Avantone recommends the MixCubes be powered with a 10–200W amp, so I tried an Alesis RA-100, Crest FA901, and (just to get really ugly) a little 10W Radio Shack stereo power amp. I listened to a variety of old and new songs, starting with McCartney’s Band on the Run and Nick Lowe’s Cruel to Be Kind; it was an instant flashback to the ’70s, when I used to spend endless hours listening to music on small “full-range” speakers. Very fun. And very revealing: While switching back and forth between the MixCubes and my other monitors, I was surprised by how well some mixes held up when played on the ’Cubes, and how much the bass and kick dropped out on others.
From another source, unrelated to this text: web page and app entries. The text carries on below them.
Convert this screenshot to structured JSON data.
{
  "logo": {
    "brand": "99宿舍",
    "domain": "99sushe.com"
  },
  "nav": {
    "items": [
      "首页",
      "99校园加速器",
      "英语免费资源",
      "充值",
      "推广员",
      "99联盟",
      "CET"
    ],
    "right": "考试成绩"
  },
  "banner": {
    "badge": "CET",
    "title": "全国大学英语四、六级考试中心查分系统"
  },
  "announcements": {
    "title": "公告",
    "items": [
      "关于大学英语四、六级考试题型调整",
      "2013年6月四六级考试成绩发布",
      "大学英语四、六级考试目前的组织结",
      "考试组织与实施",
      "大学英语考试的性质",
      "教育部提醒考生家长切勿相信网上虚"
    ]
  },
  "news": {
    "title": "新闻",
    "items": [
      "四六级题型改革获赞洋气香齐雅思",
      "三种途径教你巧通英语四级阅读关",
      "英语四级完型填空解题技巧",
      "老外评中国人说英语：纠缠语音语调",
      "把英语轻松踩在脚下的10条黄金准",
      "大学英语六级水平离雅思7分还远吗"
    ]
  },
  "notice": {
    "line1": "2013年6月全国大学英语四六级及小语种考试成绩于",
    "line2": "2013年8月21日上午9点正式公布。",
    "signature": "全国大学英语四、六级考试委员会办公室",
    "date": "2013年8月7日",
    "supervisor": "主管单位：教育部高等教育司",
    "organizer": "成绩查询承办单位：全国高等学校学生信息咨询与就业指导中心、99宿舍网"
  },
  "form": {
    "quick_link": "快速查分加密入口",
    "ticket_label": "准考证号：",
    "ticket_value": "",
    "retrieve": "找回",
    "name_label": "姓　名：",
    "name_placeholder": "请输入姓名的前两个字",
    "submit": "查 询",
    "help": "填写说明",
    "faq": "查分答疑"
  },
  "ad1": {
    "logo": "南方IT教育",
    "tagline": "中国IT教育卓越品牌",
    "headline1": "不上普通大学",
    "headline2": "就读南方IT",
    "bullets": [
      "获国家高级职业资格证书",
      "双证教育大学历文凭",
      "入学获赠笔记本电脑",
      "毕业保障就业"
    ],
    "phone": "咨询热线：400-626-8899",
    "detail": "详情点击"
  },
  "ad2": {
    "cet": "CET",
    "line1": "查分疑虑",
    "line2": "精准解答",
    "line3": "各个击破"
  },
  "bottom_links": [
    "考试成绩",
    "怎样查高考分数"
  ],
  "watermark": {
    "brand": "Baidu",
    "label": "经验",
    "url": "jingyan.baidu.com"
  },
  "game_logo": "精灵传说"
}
The sonic similarity to Auratones was instantly recognizable, although the MixCubes seem to have a little more extension in the very top and bottom of the frequency range, and a bit smoother midrange frequency response. Avantone specs the frequency response as 90Hz–17kHz (with no deviation listed), which seems about right — there’s not much below 100Hz. That’s intentional; again, the goal is to let you hear what your mix will sound like on a small playback system, and that’s indeed what the ’Cubes do. With bass and kick drums, you don’t get distracted by the deep, fundamental thump of larger speakers, and instead have to concentrate on getting the first harmonic and overtones to punch through if they’re to be heard in the mix.
The midrange detail is surprisingly good for such inexpensive speakers; the extreme highs are not as well represented, but that’s expected from a single-driver system. While they’re reasonably efficient (93dB @ 1W/1M), they seem best suited for moderate playback levels — when I cranked them up past 95dB they started to sound fairly compressed, as is typical of small, sealed enclosures.
I had a lot of fun with the MixCubes, and I’ll be purchasing the review units. They’re cooler than a boombox, have a five-year warranty, and are very reasonably priced. Are they going to replace my ADAM S3-As? Not hardly — nor are they intended to. But if you’re concerned about how your mixes will translate on smaller speakers, check out a set of MixCubes and “get back.”
Product Type: Nearfield reference monitors.
Target Market: People who want a secondary speaker system to hear how their mixes will sound on limited-bandwidth playback systems.
Strengths: Good midrange clarity. Honest “small system” real-world reference. Very affordable.
Limitations: Not intended for use as your only monitor speakers, nor for ultra-high SPLs.